- _Exercise inputs_

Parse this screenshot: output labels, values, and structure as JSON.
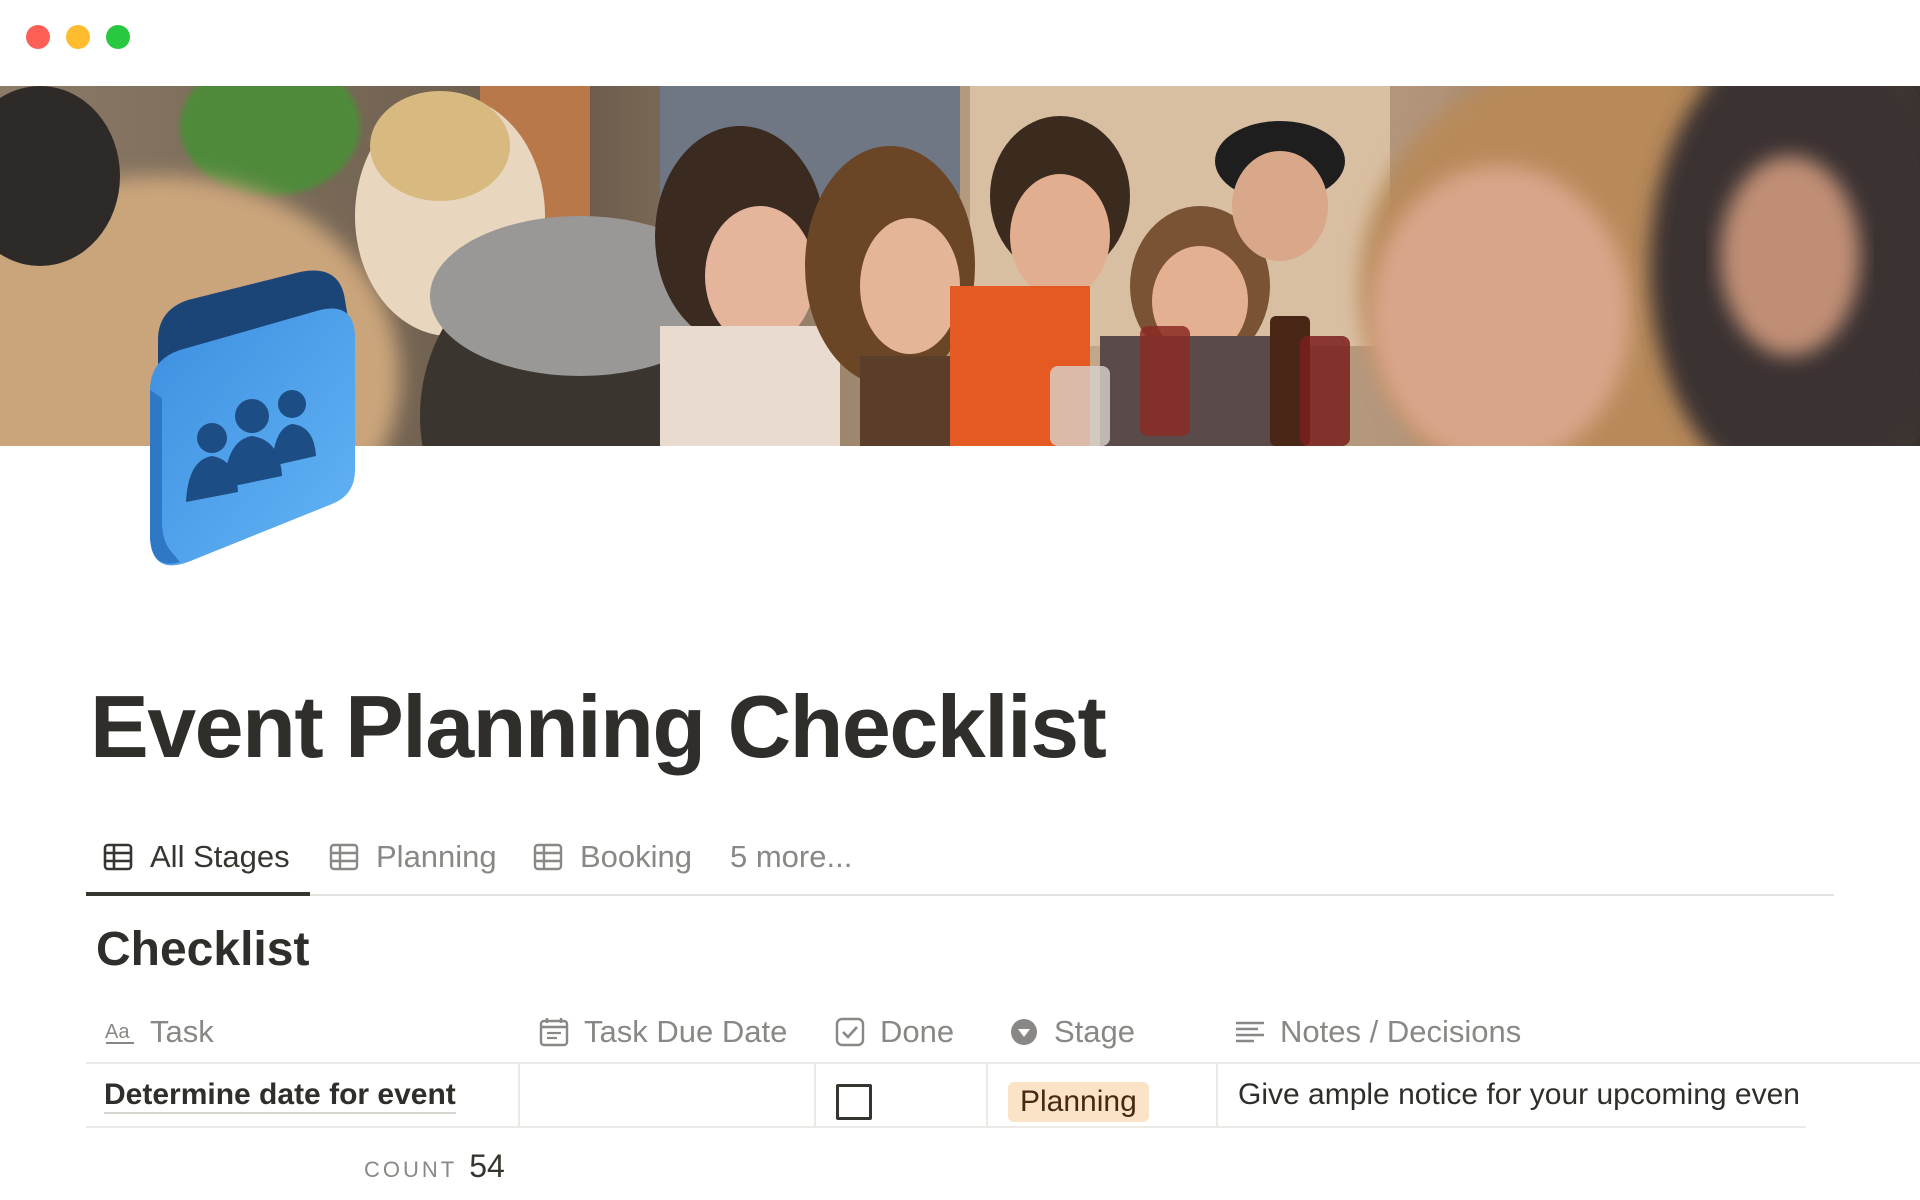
{
  "page": {
    "title": "Event Planning Checklist"
  },
  "tabs": [
    {
      "label": "All Stages",
      "icon": "table-icon",
      "active": true
    },
    {
      "label": "Planning",
      "icon": "table-icon",
      "active": false
    },
    {
      "label": "Booking",
      "icon": "table-icon",
      "active": false
    },
    {
      "label": "5 more...",
      "icon": "",
      "active": false
    }
  ],
  "database": {
    "title": "Checklist",
    "columns": [
      {
        "label": "Task",
        "icon": "text-aa-icon"
      },
      {
        "label": "Task Due Date",
        "icon": "calendar-icon"
      },
      {
        "label": "Done",
        "icon": "checkbox-icon"
      },
      {
        "label": "Stage",
        "icon": "select-icon"
      },
      {
        "label": "Notes / Decisions",
        "icon": "text-lines-icon"
      }
    ],
    "rows": [
      {
        "task": "Determine date for event",
        "due_date": "",
        "done": false,
        "stage": "Planning",
        "notes": "Give ample notice for your upcoming even"
      }
    ],
    "count_label": "COUNT",
    "count_value": "54"
  },
  "colors": {
    "stage_planning_bg": "#fae3c7",
    "stage_planning_text": "#49290e",
    "icon_blue": "#3b8ee6",
    "icon_dark_blue": "#1a3f6f"
  }
}
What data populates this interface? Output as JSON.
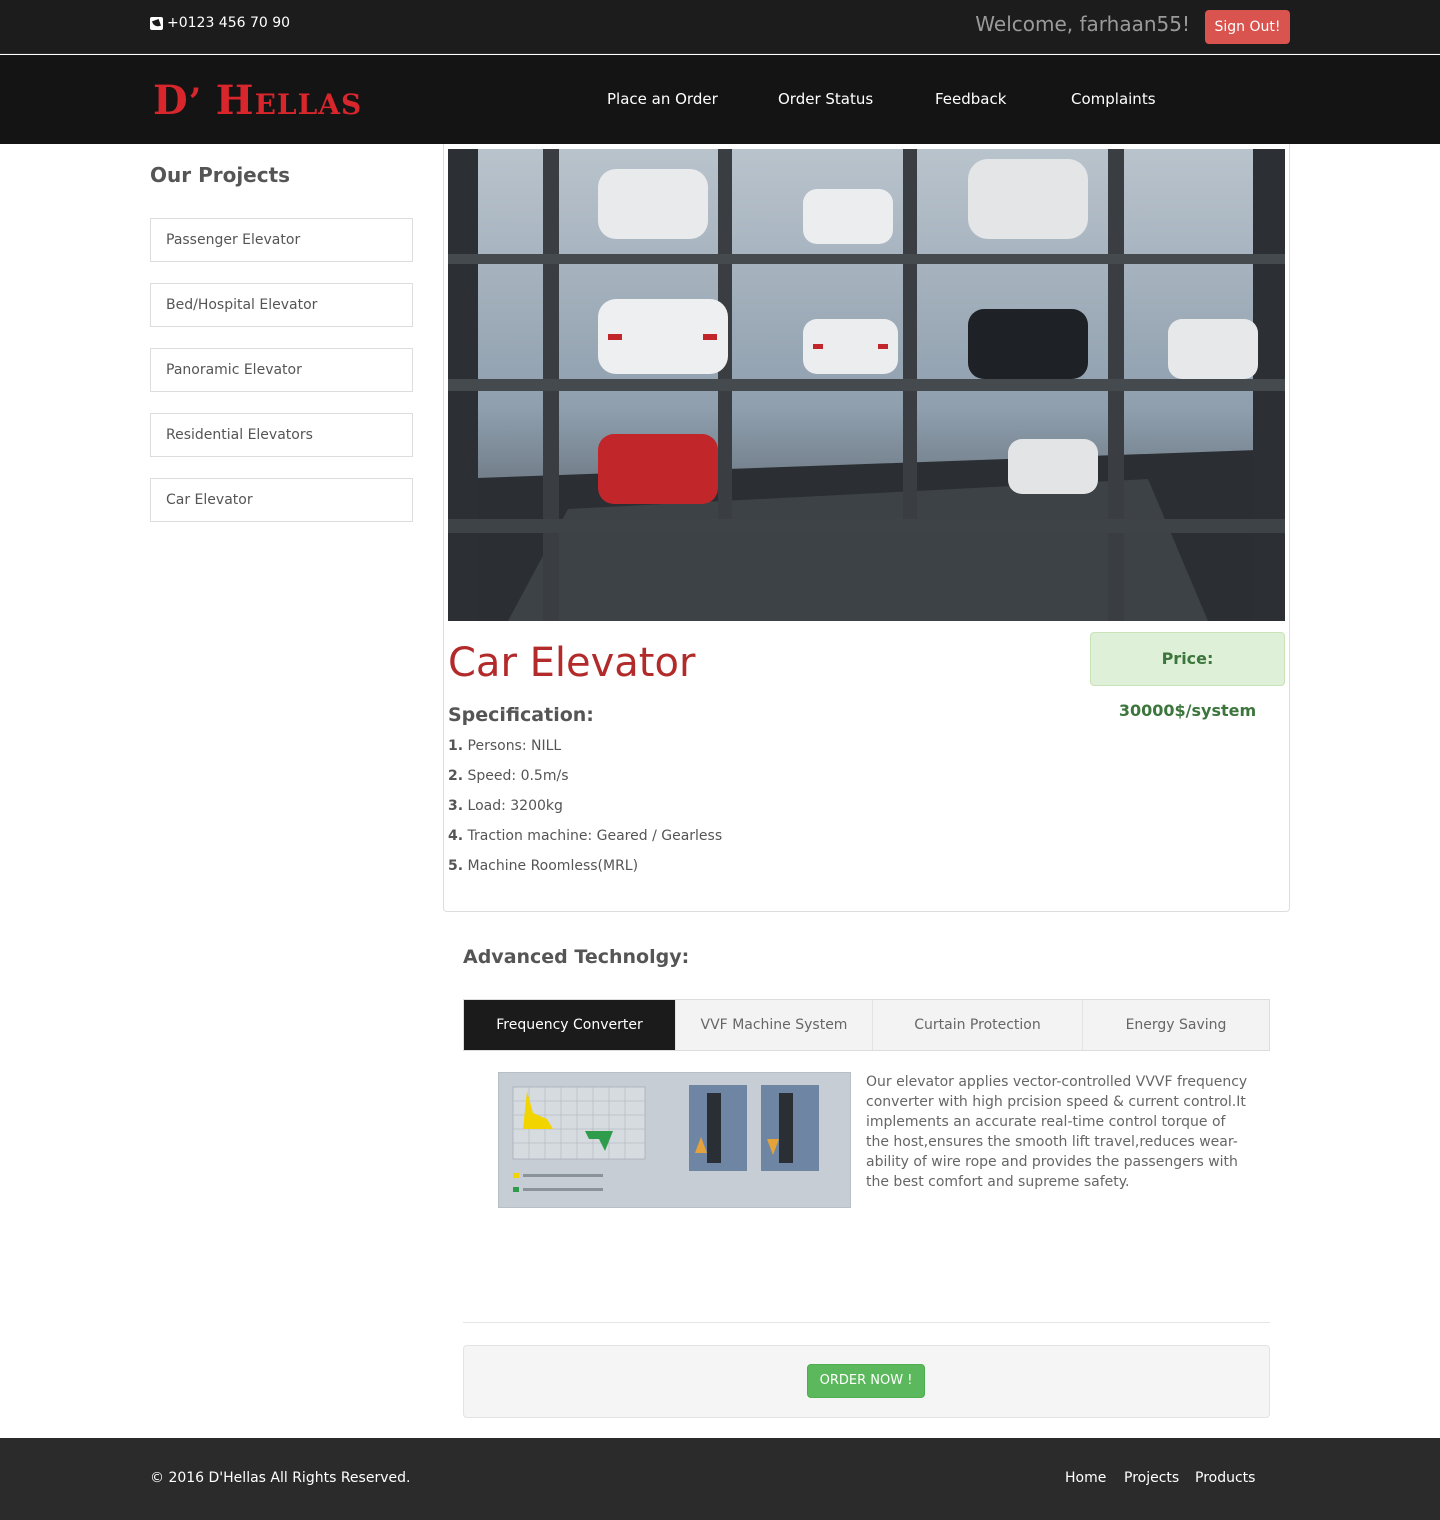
{
  "topbar": {
    "phone": "+0123 456 70 90",
    "welcome": "Welcome, farhaan55!",
    "signout": "Sign Out!"
  },
  "navbar": {
    "logo_d": "D",
    "logo_apos": "’",
    "logo_h": "H",
    "logo_rest": "ELLAS",
    "links": [
      "Place an Order",
      "Order Status",
      "Feedback",
      "Complaints"
    ]
  },
  "sidebar": {
    "title": "Our Projects",
    "items": [
      "Passenger Elevator",
      "Bed/Hospital Elevator",
      "Panoramic Elevator",
      "Residential Elevators",
      "Car Elevator"
    ]
  },
  "product": {
    "title": "Car Elevator",
    "price": "Price: 30000$/system",
    "spec_heading": "Specification:",
    "specs": [
      {
        "num": "1.",
        "text": "Persons: NILL"
      },
      {
        "num": "2.",
        "text": "Speed: 0.5m/s"
      },
      {
        "num": "3.",
        "text": "Load: 3200kg"
      },
      {
        "num": "4.",
        "text": "Traction machine: Geared / Gearless"
      },
      {
        "num": "5.",
        "text": "Machine Roomless(MRL)"
      }
    ]
  },
  "advanced": {
    "heading": "Advanced Technolgy:",
    "tabs": [
      "Frequency Converter",
      "VVF Machine System",
      "Curtain Protection",
      "Energy Saving"
    ],
    "active_tab": 0,
    "description": "Our elevator applies vector-controlled VVVF frequency converter with high prcision speed & current control.It implements an accurate real-time control torque of the host,ensures the smooth lift travel,reduces wear-ability of wire rope and provides the passengers with the best comfort and supreme safety."
  },
  "order": {
    "button": "ORDER NOW !"
  },
  "footer": {
    "copyright": "© 2016 D'Hellas All Rights Reserved.",
    "links": [
      "Home",
      "Projects",
      "Products"
    ]
  },
  "colors": {
    "accent_red": "#d9262c",
    "title_red": "#b22a2a",
    "signout": "#d9534f",
    "order_green": "#5cb85c",
    "price_bg": "#dff0d8"
  }
}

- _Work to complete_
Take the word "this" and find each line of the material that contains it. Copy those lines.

- _Solution to the exercise_
Parse this screenshot: output labels, values, and structure as JSON.
What data populates this interface? Output as JSON.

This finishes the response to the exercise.